--- Required action ---
Return each entry exactly, with none missing.

____ Provided records

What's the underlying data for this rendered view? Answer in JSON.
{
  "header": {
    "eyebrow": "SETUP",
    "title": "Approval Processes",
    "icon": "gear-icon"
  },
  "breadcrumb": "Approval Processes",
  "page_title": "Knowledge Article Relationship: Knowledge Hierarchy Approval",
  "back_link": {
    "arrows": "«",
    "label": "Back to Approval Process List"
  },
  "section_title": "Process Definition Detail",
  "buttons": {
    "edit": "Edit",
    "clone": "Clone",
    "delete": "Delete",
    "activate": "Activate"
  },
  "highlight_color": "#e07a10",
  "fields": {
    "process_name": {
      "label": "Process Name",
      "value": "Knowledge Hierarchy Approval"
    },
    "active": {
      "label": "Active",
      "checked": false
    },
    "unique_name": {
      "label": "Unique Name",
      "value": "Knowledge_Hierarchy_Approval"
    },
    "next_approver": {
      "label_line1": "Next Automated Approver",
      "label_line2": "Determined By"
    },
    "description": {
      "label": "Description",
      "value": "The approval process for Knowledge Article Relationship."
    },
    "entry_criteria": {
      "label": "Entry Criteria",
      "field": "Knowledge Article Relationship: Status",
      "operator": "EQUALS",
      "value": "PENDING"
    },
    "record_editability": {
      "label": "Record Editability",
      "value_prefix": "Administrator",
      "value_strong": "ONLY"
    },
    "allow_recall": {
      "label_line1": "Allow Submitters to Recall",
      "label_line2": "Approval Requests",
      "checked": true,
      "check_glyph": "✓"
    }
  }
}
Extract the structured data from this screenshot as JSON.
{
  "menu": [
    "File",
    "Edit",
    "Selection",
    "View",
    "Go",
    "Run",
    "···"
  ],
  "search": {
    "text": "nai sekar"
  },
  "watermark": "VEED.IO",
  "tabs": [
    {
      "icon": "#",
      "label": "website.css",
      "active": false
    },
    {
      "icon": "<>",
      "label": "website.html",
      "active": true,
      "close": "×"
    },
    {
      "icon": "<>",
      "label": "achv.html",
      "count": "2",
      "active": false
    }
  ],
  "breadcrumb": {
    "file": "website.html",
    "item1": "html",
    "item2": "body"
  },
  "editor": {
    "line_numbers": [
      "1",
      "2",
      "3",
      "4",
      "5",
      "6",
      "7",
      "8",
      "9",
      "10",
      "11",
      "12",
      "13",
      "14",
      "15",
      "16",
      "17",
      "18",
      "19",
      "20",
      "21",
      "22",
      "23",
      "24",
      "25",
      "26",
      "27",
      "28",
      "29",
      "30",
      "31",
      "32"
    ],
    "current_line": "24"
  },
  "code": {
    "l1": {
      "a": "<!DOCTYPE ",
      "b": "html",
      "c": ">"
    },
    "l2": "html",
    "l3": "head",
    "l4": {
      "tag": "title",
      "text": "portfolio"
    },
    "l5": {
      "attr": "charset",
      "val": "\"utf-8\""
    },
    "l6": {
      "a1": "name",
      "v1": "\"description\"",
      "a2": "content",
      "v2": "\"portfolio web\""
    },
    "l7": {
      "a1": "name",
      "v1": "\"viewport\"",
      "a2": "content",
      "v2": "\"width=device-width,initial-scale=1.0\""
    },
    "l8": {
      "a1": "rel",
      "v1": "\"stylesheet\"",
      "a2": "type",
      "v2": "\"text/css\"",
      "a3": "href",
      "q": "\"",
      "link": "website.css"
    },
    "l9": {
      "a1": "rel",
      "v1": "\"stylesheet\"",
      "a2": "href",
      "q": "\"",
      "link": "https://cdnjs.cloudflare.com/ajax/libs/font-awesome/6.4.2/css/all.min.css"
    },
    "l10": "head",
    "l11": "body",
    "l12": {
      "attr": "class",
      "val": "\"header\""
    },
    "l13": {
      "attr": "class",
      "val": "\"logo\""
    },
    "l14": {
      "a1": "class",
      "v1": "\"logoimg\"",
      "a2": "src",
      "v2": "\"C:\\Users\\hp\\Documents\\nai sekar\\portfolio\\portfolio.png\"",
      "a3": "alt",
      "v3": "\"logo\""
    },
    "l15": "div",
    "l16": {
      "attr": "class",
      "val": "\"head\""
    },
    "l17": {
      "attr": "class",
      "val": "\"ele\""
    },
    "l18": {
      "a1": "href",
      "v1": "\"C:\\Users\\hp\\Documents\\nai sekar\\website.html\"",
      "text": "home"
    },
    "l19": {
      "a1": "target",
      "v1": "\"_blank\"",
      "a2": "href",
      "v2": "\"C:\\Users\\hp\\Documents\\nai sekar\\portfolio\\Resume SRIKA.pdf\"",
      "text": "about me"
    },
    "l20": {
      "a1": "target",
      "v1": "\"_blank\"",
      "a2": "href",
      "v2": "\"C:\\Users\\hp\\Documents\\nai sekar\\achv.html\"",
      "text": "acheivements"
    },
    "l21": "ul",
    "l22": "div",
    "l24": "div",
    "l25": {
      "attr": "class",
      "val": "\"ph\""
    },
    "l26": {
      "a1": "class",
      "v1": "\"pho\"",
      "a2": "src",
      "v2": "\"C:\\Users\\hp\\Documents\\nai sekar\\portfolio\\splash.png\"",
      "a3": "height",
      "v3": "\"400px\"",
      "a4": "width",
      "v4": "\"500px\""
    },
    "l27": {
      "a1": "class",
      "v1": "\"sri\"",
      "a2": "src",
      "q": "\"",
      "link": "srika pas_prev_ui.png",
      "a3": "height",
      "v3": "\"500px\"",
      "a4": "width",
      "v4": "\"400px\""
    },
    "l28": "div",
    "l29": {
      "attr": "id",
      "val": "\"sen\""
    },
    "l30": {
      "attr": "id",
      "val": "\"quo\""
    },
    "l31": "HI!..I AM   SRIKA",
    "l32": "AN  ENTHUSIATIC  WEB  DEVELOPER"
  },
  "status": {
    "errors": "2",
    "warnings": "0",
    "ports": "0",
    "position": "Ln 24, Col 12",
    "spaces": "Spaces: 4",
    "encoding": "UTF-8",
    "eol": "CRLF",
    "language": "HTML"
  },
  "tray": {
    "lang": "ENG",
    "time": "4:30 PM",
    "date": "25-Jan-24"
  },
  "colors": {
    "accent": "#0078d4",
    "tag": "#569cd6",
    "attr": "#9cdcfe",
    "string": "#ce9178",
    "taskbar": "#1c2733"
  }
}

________

--- Answer ---
What's the underlying data for this rendered view? Answer in JSON.
{
  "header": {
    "eyebrow": "SETUP",
    "title": "Approval Processes",
    "icon": "gear-icon"
  },
  "breadcrumb": "Approval Processes",
  "page_title": "Knowledge Article Relationship: Knowledge Hierarchy Approval",
  "back_link": {
    "arrows": "«",
    "label": "Back to Approval Process List"
  },
  "section_title": "Process Definition Detail",
  "buttons": {
    "edit": "Edit",
    "clone": "Clone",
    "delete": "Delete",
    "activate": "Activate"
  },
  "highlight_color": "#e07a10",
  "fields": {
    "process_name": {
      "label": "Process Name",
      "value": "Knowledge Hierarchy Approval"
    },
    "active": {
      "label": "Active",
      "checked": false
    },
    "unique_name": {
      "label": "Unique Name",
      "value": "Knowledge_Hierarchy_Approval"
    },
    "next_approver": {
      "label_line1": "Next Automated Approver",
      "label_line2": "Determined By"
    },
    "description": {
      "label": "Description",
      "value": "The approval process for Knowledge Article Relationship."
    },
    "entry_criteria": {
      "label": "Entry Criteria",
      "field": "Knowledge Article Relationship: Status",
      "operator": "EQUALS",
      "value": "PENDING"
    },
    "record_editability": {
      "label": "Record Editability",
      "value_prefix": "Administrator",
      "value_strong": "ONLY"
    },
    "allow_recall": {
      "label_line1": "Allow Submitters to Recall",
      "label_line2": "Approval Requests",
      "checked": true,
      "check_glyph": "✓"
    }
  }
}
Extract the structured data from this screenshot as JSON.
{
  "menu": [
    "File",
    "Edit",
    "Selection",
    "View",
    "Go",
    "Run",
    "···"
  ],
  "search": {
    "text": "nai sekar"
  },
  "watermark": "VEED.IO",
  "tabs": [
    {
      "icon": "#",
      "label": "website.css",
      "active": false
    },
    {
      "icon": "<>",
      "label": "website.html",
      "active": true,
      "close": "×"
    },
    {
      "icon": "<>",
      "label": "achv.html",
      "count": "2",
      "active": false
    }
  ],
  "breadcrumb": {
    "file": "website.html",
    "item1": "html",
    "item2": "body"
  },
  "editor": {
    "line_numbers": [
      "1",
      "2",
      "3",
      "4",
      "5",
      "6",
      "7",
      "8",
      "9",
      "10",
      "11",
      "12",
      "13",
      "14",
      "15",
      "16",
      "17",
      "18",
      "19",
      "20",
      "21",
      "22",
      "23",
      "24",
      "25",
      "26",
      "27",
      "28",
      "29",
      "30",
      "31",
      "32"
    ],
    "current_line": "24"
  },
  "code": {
    "l1": {
      "a": "<!DOCTYPE ",
      "b": "html",
      "c": ">"
    },
    "l2": "html",
    "l3": "head",
    "l4": {
      "tag": "title",
      "text": "portfolio"
    },
    "l5": {
      "attr": "charset",
      "val": "\"utf-8\""
    },
    "l6": {
      "a1": "name",
      "v1": "\"description\"",
      "a2": "content",
      "v2": "\"portfolio web\""
    },
    "l7": {
      "a1": "name",
      "v1": "\"viewport\"",
      "a2": "content",
      "v2": "\"width=device-width,initial-scale=1.0\""
    },
    "l8": {
      "a1": "rel",
      "v1": "\"stylesheet\"",
      "a2": "type",
      "v2": "\"text/css\"",
      "a3": "href",
      "q": "\"",
      "link": "website.css"
    },
    "l9": {
      "a1": "rel",
      "v1": "\"stylesheet\"",
      "a2": "href",
      "q": "\"",
      "link": "https://cdnjs.cloudflare.com/ajax/libs/font-awesome/6.4.2/css/all.min.css"
    },
    "l10": "head",
    "l11": "body",
    "l12": {
      "attr": "class",
      "val": "\"header\""
    },
    "l13": {
      "attr": "class",
      "val": "\"logo\""
    },
    "l14": {
      "a1": "class",
      "v1": "\"logoimg\"",
      "a2": "src",
      "v2": "\"C:\\Users\\hp\\Documents\\nai sekar\\portfolio\\portfolio.png\"",
      "a3": "alt",
      "v3": "\"logo\""
    },
    "l15": "div",
    "l16": {
      "attr": "class",
      "val": "\"head\""
    },
    "l17": {
      "attr": "class",
      "val": "\"ele\""
    },
    "l18": {
      "a1": "href",
      "v1": "\"C:\\Users\\hp\\Documents\\nai sekar\\website.html\"",
      "text": "home"
    },
    "l19": {
      "a1": "target",
      "v1": "\"_blank\"",
      "a2": "href",
      "v2": "\"C:\\Users\\hp\\Documents\\nai sekar\\portfolio\\Resume SRIKA.pdf\"",
      "text": "about me"
    },
    "l20": {
      "a1": "target",
      "v1": "\"_blank\"",
      "a2": "href",
      "v2": "\"C:\\Users\\hp\\Documents\\nai sekar\\achv.html\"",
      "text": "acheivements"
    },
    "l21": "ul",
    "l22": "div",
    "l24": "div",
    "l25": {
      "attr": "class",
      "val": "\"ph\""
    },
    "l26": {
      "a1": "class",
      "v1": "\"pho\"",
      "a2": "src",
      "v2": "\"C:\\Users\\hp\\Documents\\nai sekar\\portfolio\\splash.png\"",
      "a3": "height",
      "v3": "\"400px\"",
      "a4": "width",
      "v4": "\"500px\""
    },
    "l27": {
      "a1": "class",
      "v1": "\"sri\"",
      "a2": "src",
      "q": "\"",
      "link": "srika pas_prev_ui.png",
      "a3": "height",
      "v3": "\"500px\"",
      "a4": "width",
      "v4": "\"400px\""
    },
    "l28": "div",
    "l29": {
      "attr": "id",
      "val": "\"sen\""
    },
    "l30": {
      "attr": "id",
      "val": "\"quo\""
    },
    "l31": "HI!..I AM   SRIKA",
    "l32": "AN  ENTHUSIATIC  WEB  DEVELOPER"
  },
  "status": {
    "errors": "2",
    "warnings": "0",
    "ports": "0",
    "position": "Ln 24, Col 12",
    "spaces": "Spaces: 4",
    "encoding": "UTF-8",
    "eol": "CRLF",
    "language": "HTML"
  },
  "tray": {
    "lang": "ENG",
    "time": "4:30 PM",
    "date": "25-Jan-24"
  },
  "colors": {
    "accent": "#0078d4",
    "tag": "#569cd6",
    "attr": "#9cdcfe",
    "string": "#ce9178",
    "taskbar": "#1c2733"
  }
}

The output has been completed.